- **Required work**
Search the records for the word "meta" and report each line that has it.
+++ Data supplied +++
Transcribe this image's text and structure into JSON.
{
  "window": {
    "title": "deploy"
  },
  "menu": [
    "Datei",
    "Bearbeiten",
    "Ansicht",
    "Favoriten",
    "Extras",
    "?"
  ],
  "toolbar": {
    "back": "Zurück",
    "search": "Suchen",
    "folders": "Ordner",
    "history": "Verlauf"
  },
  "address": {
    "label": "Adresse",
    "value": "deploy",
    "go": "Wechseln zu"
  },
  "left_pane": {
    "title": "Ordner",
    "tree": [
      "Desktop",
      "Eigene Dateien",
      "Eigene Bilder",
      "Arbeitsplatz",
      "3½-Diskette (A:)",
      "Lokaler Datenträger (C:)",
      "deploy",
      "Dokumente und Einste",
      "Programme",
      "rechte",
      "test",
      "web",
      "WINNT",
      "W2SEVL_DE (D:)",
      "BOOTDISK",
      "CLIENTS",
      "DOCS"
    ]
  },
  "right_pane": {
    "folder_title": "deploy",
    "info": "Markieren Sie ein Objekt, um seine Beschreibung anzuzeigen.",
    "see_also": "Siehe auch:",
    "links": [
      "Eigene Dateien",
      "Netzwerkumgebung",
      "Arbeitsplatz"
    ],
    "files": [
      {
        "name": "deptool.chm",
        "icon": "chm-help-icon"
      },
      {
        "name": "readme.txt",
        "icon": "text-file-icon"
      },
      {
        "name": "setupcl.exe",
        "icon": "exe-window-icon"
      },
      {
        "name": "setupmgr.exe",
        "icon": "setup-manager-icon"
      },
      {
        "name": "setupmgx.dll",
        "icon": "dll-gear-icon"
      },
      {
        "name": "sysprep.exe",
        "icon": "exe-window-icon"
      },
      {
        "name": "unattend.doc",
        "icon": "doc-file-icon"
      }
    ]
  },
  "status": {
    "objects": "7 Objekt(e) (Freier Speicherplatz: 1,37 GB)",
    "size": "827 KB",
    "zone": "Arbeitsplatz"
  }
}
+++
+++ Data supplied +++
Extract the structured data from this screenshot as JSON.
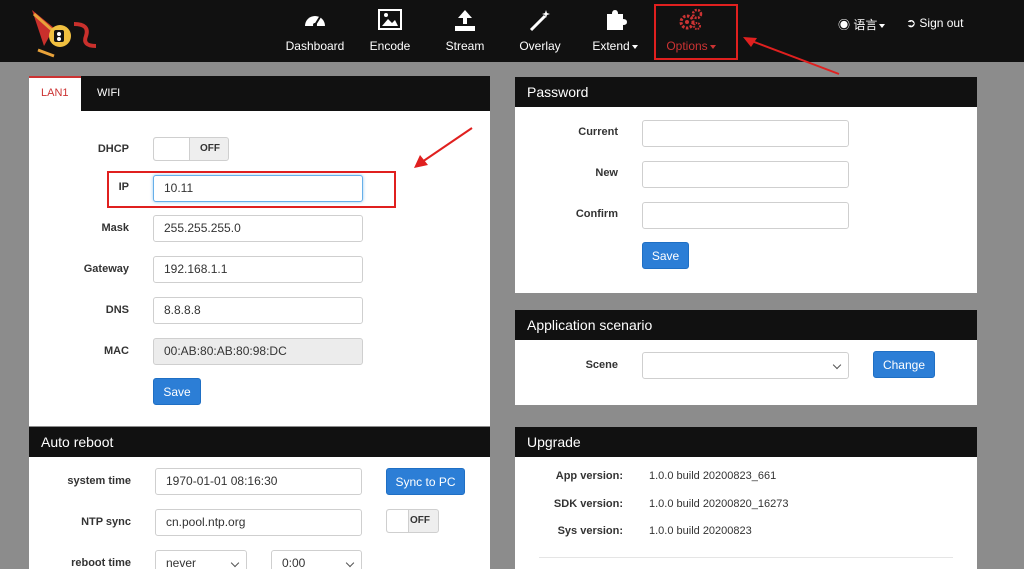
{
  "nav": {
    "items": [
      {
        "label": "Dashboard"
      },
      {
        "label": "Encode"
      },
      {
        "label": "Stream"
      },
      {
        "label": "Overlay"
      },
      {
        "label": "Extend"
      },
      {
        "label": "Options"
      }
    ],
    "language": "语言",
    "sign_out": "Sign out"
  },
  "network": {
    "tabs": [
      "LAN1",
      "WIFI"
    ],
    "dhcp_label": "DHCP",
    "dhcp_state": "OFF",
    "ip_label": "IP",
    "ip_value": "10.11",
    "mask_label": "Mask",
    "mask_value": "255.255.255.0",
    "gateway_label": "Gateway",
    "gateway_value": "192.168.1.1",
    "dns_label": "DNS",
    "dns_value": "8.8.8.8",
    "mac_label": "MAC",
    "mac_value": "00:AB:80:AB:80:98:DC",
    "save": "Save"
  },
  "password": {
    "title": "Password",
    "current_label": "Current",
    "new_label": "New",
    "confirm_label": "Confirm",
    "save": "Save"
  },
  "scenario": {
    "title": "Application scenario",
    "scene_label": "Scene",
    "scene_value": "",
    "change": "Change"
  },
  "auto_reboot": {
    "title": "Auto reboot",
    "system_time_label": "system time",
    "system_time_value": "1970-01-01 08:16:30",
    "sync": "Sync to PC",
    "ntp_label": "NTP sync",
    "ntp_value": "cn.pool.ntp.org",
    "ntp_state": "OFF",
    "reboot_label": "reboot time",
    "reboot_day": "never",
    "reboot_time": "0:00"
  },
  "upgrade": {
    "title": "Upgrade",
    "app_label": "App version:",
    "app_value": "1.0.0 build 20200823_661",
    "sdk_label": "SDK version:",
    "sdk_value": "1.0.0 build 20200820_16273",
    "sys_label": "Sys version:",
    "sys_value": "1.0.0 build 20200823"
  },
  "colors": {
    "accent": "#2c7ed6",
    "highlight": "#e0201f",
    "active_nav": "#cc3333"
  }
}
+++
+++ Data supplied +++
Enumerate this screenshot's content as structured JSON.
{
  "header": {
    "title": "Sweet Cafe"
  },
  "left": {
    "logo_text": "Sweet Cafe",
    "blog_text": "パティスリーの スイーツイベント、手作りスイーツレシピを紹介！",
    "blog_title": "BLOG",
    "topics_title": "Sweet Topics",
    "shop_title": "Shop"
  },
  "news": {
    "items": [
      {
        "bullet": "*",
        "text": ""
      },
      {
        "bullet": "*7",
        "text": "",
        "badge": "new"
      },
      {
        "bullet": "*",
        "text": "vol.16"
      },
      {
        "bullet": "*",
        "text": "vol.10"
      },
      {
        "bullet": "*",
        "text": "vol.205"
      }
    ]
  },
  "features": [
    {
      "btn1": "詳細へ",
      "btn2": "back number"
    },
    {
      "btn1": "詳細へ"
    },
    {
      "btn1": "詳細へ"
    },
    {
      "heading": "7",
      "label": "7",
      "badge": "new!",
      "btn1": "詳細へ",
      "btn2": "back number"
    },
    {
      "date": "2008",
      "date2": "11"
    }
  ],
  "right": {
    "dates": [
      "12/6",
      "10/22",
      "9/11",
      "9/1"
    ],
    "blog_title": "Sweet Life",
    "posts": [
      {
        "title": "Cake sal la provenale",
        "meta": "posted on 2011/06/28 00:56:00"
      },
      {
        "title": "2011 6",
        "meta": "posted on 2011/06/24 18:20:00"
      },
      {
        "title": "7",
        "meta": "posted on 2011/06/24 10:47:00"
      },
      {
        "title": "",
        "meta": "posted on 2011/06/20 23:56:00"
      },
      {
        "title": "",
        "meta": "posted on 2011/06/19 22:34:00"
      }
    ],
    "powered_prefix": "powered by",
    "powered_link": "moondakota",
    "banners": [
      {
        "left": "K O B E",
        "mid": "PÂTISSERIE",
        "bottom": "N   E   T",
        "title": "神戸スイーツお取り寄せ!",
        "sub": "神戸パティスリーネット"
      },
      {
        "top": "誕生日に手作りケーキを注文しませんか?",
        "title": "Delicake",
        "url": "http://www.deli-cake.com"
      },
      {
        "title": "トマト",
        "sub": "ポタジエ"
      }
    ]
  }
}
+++
- **Output of the exercise**
        "meta": "posted on 2011/06/28 00:56:00"
        "meta": "posted on 2011/06/24 18:20:00"
        "meta": "posted on 2011/06/24 10:47:00"
        "meta": "posted on 2011/06/20 23:56:00"
        "meta": "posted on 2011/06/19 22:34:00"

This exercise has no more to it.